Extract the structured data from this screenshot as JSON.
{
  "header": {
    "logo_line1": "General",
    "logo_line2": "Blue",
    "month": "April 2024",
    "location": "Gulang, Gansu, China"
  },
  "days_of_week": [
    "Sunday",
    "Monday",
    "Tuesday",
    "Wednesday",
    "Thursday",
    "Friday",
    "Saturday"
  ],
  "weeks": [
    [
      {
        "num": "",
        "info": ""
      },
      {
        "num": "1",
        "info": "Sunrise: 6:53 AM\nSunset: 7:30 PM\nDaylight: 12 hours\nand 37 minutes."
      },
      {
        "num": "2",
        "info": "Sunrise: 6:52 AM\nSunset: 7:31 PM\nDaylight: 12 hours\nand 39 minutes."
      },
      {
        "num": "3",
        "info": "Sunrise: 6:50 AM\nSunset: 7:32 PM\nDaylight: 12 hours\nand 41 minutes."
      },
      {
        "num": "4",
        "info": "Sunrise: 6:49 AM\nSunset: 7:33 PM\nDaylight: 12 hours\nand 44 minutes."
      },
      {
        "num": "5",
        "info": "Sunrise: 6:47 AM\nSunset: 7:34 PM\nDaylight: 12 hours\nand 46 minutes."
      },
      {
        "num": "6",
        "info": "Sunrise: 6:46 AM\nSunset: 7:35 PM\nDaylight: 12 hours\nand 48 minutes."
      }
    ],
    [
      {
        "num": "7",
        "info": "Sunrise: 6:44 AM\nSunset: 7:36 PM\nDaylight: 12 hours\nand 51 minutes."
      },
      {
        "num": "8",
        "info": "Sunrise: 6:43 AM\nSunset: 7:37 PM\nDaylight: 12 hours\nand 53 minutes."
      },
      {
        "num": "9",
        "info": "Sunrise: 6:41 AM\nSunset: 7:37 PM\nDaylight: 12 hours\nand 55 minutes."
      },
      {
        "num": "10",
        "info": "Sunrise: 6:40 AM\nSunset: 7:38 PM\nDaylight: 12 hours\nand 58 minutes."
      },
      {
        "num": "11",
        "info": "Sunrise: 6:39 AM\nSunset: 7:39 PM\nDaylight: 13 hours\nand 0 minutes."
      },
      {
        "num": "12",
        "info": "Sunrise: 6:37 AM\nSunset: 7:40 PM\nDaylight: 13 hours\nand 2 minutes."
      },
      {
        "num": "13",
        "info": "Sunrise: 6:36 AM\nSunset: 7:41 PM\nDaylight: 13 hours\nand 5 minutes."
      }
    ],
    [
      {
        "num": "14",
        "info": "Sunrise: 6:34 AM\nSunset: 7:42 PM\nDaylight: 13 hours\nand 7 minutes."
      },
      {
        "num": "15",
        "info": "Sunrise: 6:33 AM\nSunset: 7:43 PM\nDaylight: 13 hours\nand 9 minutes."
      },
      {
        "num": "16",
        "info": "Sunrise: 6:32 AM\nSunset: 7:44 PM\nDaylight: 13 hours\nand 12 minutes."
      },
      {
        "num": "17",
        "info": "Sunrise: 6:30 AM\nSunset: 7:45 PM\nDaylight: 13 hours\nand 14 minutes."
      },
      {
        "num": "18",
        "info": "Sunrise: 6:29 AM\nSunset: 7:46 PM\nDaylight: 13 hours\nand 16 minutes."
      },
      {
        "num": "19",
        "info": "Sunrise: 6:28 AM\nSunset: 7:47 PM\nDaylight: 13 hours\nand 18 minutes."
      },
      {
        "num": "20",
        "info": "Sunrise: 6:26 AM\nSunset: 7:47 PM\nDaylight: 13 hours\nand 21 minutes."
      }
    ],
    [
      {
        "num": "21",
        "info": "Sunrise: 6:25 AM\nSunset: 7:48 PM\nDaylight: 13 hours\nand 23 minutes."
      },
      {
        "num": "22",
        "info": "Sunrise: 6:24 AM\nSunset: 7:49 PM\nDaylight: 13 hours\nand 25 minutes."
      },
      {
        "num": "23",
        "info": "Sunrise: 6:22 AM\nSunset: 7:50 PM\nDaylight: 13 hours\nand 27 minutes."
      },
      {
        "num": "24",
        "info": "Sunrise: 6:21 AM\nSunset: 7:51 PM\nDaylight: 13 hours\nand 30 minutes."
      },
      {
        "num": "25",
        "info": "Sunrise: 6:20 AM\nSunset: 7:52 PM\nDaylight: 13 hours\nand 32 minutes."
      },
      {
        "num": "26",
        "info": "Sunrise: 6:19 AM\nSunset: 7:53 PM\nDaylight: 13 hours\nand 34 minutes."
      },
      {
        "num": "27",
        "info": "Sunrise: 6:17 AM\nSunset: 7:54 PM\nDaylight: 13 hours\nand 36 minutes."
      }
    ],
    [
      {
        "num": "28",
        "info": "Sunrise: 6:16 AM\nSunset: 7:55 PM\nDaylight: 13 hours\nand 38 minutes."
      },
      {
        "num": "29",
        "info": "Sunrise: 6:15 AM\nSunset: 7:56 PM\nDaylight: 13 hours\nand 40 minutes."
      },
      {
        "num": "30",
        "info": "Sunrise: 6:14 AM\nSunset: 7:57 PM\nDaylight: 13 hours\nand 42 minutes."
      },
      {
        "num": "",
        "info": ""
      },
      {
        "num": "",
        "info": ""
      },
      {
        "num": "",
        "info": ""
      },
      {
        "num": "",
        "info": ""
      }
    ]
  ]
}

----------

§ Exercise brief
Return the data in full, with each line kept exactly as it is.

§ Answer to the problem
Extract the structured data from this screenshot as JSON.
{
  "header": {
    "logo_line1": "General",
    "logo_line2": "Blue",
    "month": "April 2024",
    "location": "Gulang, Gansu, China"
  },
  "days_of_week": [
    "Sunday",
    "Monday",
    "Tuesday",
    "Wednesday",
    "Thursday",
    "Friday",
    "Saturday"
  ],
  "weeks": [
    [
      {
        "num": "",
        "info": ""
      },
      {
        "num": "1",
        "info": "Sunrise: 6:53 AM\nSunset: 7:30 PM\nDaylight: 12 hours\nand 37 minutes."
      },
      {
        "num": "2",
        "info": "Sunrise: 6:52 AM\nSunset: 7:31 PM\nDaylight: 12 hours\nand 39 minutes."
      },
      {
        "num": "3",
        "info": "Sunrise: 6:50 AM\nSunset: 7:32 PM\nDaylight: 12 hours\nand 41 minutes."
      },
      {
        "num": "4",
        "info": "Sunrise: 6:49 AM\nSunset: 7:33 PM\nDaylight: 12 hours\nand 44 minutes."
      },
      {
        "num": "5",
        "info": "Sunrise: 6:47 AM\nSunset: 7:34 PM\nDaylight: 12 hours\nand 46 minutes."
      },
      {
        "num": "6",
        "info": "Sunrise: 6:46 AM\nSunset: 7:35 PM\nDaylight: 12 hours\nand 48 minutes."
      }
    ],
    [
      {
        "num": "7",
        "info": "Sunrise: 6:44 AM\nSunset: 7:36 PM\nDaylight: 12 hours\nand 51 minutes."
      },
      {
        "num": "8",
        "info": "Sunrise: 6:43 AM\nSunset: 7:37 PM\nDaylight: 12 hours\nand 53 minutes."
      },
      {
        "num": "9",
        "info": "Sunrise: 6:41 AM\nSunset: 7:37 PM\nDaylight: 12 hours\nand 55 minutes."
      },
      {
        "num": "10",
        "info": "Sunrise: 6:40 AM\nSunset: 7:38 PM\nDaylight: 12 hours\nand 58 minutes."
      },
      {
        "num": "11",
        "info": "Sunrise: 6:39 AM\nSunset: 7:39 PM\nDaylight: 13 hours\nand 0 minutes."
      },
      {
        "num": "12",
        "info": "Sunrise: 6:37 AM\nSunset: 7:40 PM\nDaylight: 13 hours\nand 2 minutes."
      },
      {
        "num": "13",
        "info": "Sunrise: 6:36 AM\nSunset: 7:41 PM\nDaylight: 13 hours\nand 5 minutes."
      }
    ],
    [
      {
        "num": "14",
        "info": "Sunrise: 6:34 AM\nSunset: 7:42 PM\nDaylight: 13 hours\nand 7 minutes."
      },
      {
        "num": "15",
        "info": "Sunrise: 6:33 AM\nSunset: 7:43 PM\nDaylight: 13 hours\nand 9 minutes."
      },
      {
        "num": "16",
        "info": "Sunrise: 6:32 AM\nSunset: 7:44 PM\nDaylight: 13 hours\nand 12 minutes."
      },
      {
        "num": "17",
        "info": "Sunrise: 6:30 AM\nSunset: 7:45 PM\nDaylight: 13 hours\nand 14 minutes."
      },
      {
        "num": "18",
        "info": "Sunrise: 6:29 AM\nSunset: 7:46 PM\nDaylight: 13 hours\nand 16 minutes."
      },
      {
        "num": "19",
        "info": "Sunrise: 6:28 AM\nSunset: 7:47 PM\nDaylight: 13 hours\nand 18 minutes."
      },
      {
        "num": "20",
        "info": "Sunrise: 6:26 AM\nSunset: 7:47 PM\nDaylight: 13 hours\nand 21 minutes."
      }
    ],
    [
      {
        "num": "21",
        "info": "Sunrise: 6:25 AM\nSunset: 7:48 PM\nDaylight: 13 hours\nand 23 minutes."
      },
      {
        "num": "22",
        "info": "Sunrise: 6:24 AM\nSunset: 7:49 PM\nDaylight: 13 hours\nand 25 minutes."
      },
      {
        "num": "23",
        "info": "Sunrise: 6:22 AM\nSunset: 7:50 PM\nDaylight: 13 hours\nand 27 minutes."
      },
      {
        "num": "24",
        "info": "Sunrise: 6:21 AM\nSunset: 7:51 PM\nDaylight: 13 hours\nand 30 minutes."
      },
      {
        "num": "25",
        "info": "Sunrise: 6:20 AM\nSunset: 7:52 PM\nDaylight: 13 hours\nand 32 minutes."
      },
      {
        "num": "26",
        "info": "Sunrise: 6:19 AM\nSunset: 7:53 PM\nDaylight: 13 hours\nand 34 minutes."
      },
      {
        "num": "27",
        "info": "Sunrise: 6:17 AM\nSunset: 7:54 PM\nDaylight: 13 hours\nand 36 minutes."
      }
    ],
    [
      {
        "num": "28",
        "info": "Sunrise: 6:16 AM\nSunset: 7:55 PM\nDaylight: 13 hours\nand 38 minutes."
      },
      {
        "num": "29",
        "info": "Sunrise: 6:15 AM\nSunset: 7:56 PM\nDaylight: 13 hours\nand 40 minutes."
      },
      {
        "num": "30",
        "info": "Sunrise: 6:14 AM\nSunset: 7:57 PM\nDaylight: 13 hours\nand 42 minutes."
      },
      {
        "num": "",
        "info": ""
      },
      {
        "num": "",
        "info": ""
      },
      {
        "num": "",
        "info": ""
      },
      {
        "num": "",
        "info": ""
      }
    ]
  ]
}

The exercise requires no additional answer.